The diplomatic importance of hugs
Lawrence Alfred Powell, Contributor
DURING LAST month's royal visit, the prime minister's stretching of protocol to warmly embrace Prince Harry and hold his hand, and the clowning antics of Usain and Harry posing 'bolt' gestures together for the cameras, may have seemed rather silly and unprofessional at the time. But that body language was in fact profoundly successful diplomacy, prominently featured in international media coverage in what amounted to a public-relations coup for Jamaica's reputation abroad.
From my remote vantage point here in New Zealand, and judging from conversations with friends in a number of other countries, the consensus is that it's hard to imagine a more thorough contrast - in terms of Jamaican national image management - between these recent events of 2012 and those angst-filled months of 2010 when, before the eyes of the world, we winced at headlines like 'US demands for extradition of notorious gang leader expose island paradise as violent narco-state teetering on edge of chaos'.
Instead, as a welcome counterpoint to those 2010 media reports, last month we were treated to glowing, Jamaica-friendly BBC News quotes from Prince Harry - that on his "emotional trip" he was "choked up" by the "warmth of the reception that we've received", and that as a result, he felt he could not just "sit there with a stiff upper lip and crossed arms and not get involved". Similarly, The Telegraph noted that the hugging and hand-holding "defused any awkwardness ... as they got to know each other". And Australia's The Age observed that "Jamaica's warm and gracious embrace of Prince Harry" had successfully "reassured those who had expressed concerns".
One does not lose professionalism by hugging, as Simpson Miller did, nor by joking, as Usain did - one gains diplomatic points and strengthens alliances. A hug is, after all, a quick litmus test of character. How sincere one is, or is not, will show. You can fake verbal language with rehearsed lines or a teleprompter, but it's much harder to convincingly fake body language. People can tell. If either side has hesitation about the interaction, or is less than sincere, or has ulterior motives - that will become evident.

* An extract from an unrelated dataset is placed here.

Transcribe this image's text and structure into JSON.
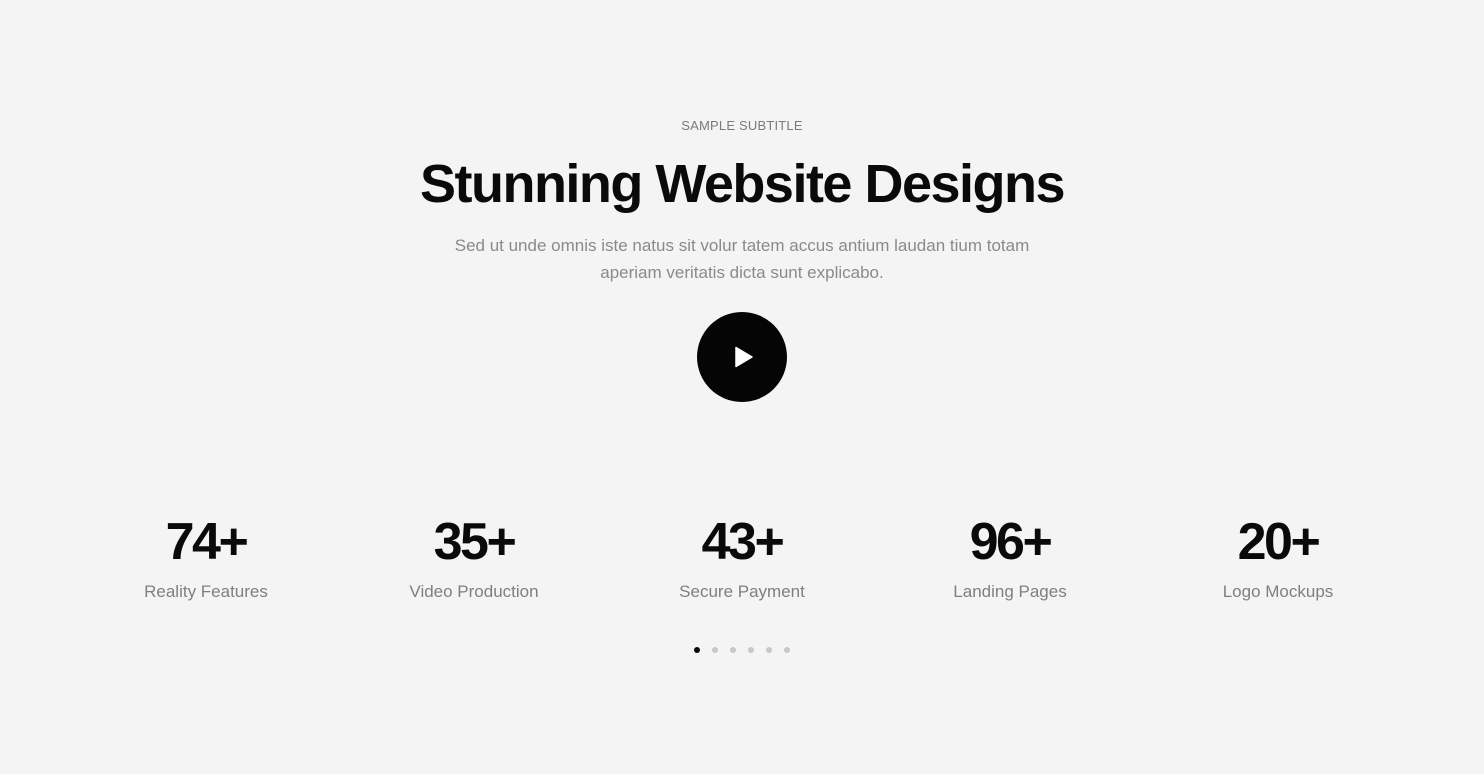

Submitting to a hug also requires that one symbolically yield and let down one's guard, thereby acknowledging that it is in fact possible, which softens opposition. Thus, starting a diplomatic interaction with a hug weaves a context of possible unity of common interest, and common humanity; it makes it easier to explore more graciously (and professionally) the existing differences, rather than starting symbolically 'apart', with emphasis on the gaps.
More generally, psychological and neurobiological studies have repeatedly demonstrated that close human contact such as hugging, if it occurs between parties to a transaction, tends to decrease the interpersonal tension, increase the trust, increase the willingness to cooperate, and increase the willingness to make sacrifices.
According to Dr Paul Zak, a neuroeconomist at Claremont Graduate University and author of The Moral Molecule, these mutual behavioural effects are also related to the fact that a hug is likely to cause oxytocin release, which in turn "increases the chances that this person will treat you like family even if you've just met him or her. We touch to initiate and sustain cooperation. That's a pretty neat trick for a little nine amino acid molecule".
That, in turn, places in interesting light The Telegraph's editorial observation that the recent meeting with Prince Harry "was more like a mother greeting her son than a politician greeting a visiting dignitary". Perhaps Simpson Miller is a shrewder negotiator than we might think.
So if you've been cynically thinking the prime minister's penchant for "hugging in friendly rivalry" is a national embarrassment, think again. The diplomatic effectiveness of this practice apparently has considerable support from the scientific community, and it's an endearing cultural treasure - the Jamaican trademark embrace, with that folksy style (however, mythical and stereotyped it might actually be) that to the world symbolises the warm heart and sunny beaches of Jamaica.
Sometimes, Simpson Miller may seem too proletarian, too Pollyannaish to Jamaicans when we interface with global institutions and leaders. But as seen from the perspective of outsiders, this informal demeanour in fact conveys a disarmingly charming body language, flavourful diction, and colourful attire ... all of which perform the necessary function of endearing Jamaica to a competitive, potentially hostile world, and overcoming obstacles in subtle, subliminal ways that rational argumentation and professionalism alone never could.
Lawrence Alfred Powell is honorary research fellow at the Centre of Methods and Policy Application in the Social Sciences at the University of Auckland, New Zealand, and the former polling director for the Centre for Leadership and Governance at UWI, Mona. Email feedback to firstname.lastname@example.org and email@example.com.